--- START ---

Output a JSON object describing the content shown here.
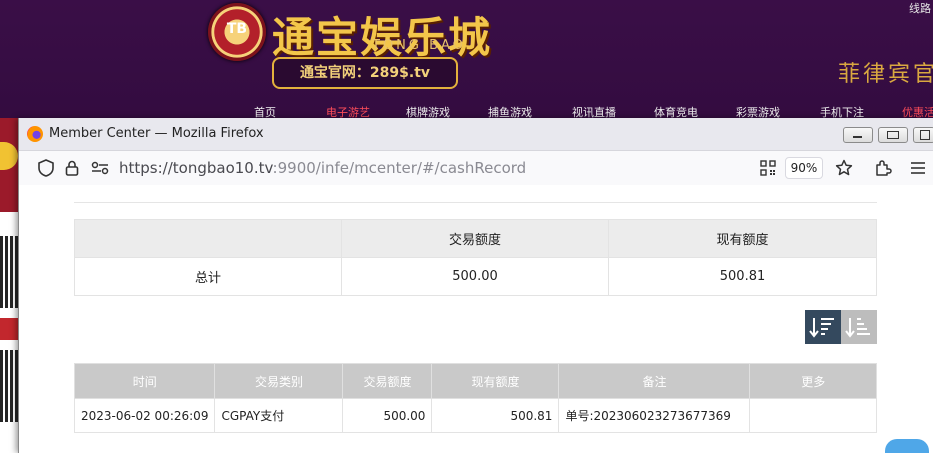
{
  "background_site": {
    "logo_chip": "TB",
    "logo_title": "通宝娱乐城",
    "logo_subtitle": "TONG BAO",
    "official_site": "通宝官网：289$.tv",
    "top_right": "线路",
    "slogan": "菲律宾官",
    "nav": [
      "首页",
      "电子游艺",
      "棋牌游戏",
      "捕鱼游戏",
      "视讯直播",
      "体育竞电",
      "彩票游戏",
      "手机下注",
      "优惠活"
    ]
  },
  "window": {
    "title": "Member Center — Mozilla Firefox"
  },
  "navbar": {
    "url_main": "https://tongbao10.tv",
    "url_rest": ":9900/infe/mcenter/#/cashRecord",
    "zoom": "90%"
  },
  "summary": {
    "headers": [
      "",
      "交易额度",
      "现有额度"
    ],
    "row": [
      "总计",
      "500.00",
      "500.81"
    ]
  },
  "records": {
    "columns": [
      "时间",
      "交易类别",
      "交易额度",
      "现有额度",
      "备注",
      "更多"
    ],
    "rows": [
      [
        "2023-06-02 00:26:09",
        "CGPAY支付",
        "500.00",
        "500.81",
        "单号:202306023273677369",
        ""
      ]
    ]
  }
}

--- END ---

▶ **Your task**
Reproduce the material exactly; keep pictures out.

▶ **Task solution**
Output a JSON object describing the content shown here.
{
  "background_site": {
    "logo_chip": "TB",
    "logo_title": "通宝娱乐城",
    "logo_subtitle": "TONG BAO",
    "official_site": "通宝官网：289$.tv",
    "top_right": "线路",
    "slogan": "菲律宾官",
    "nav": [
      "首页",
      "电子游艺",
      "棋牌游戏",
      "捕鱼游戏",
      "视讯直播",
      "体育竞电",
      "彩票游戏",
      "手机下注",
      "优惠活"
    ]
  },
  "window": {
    "title": "Member Center — Mozilla Firefox"
  },
  "navbar": {
    "url_main": "https://tongbao10.tv",
    "url_rest": ":9900/infe/mcenter/#/cashRecord",
    "zoom": "90%"
  },
  "summary": {
    "headers": [
      "",
      "交易额度",
      "现有额度"
    ],
    "row": [
      "总计",
      "500.00",
      "500.81"
    ]
  },
  "records": {
    "columns": [
      "时间",
      "交易类别",
      "交易额度",
      "现有额度",
      "备注",
      "更多"
    ],
    "rows": [
      [
        "2023-06-02 00:26:09",
        "CGPAY支付",
        "500.00",
        "500.81",
        "单号:202306023273677369",
        ""
      ]
    ]
  }
}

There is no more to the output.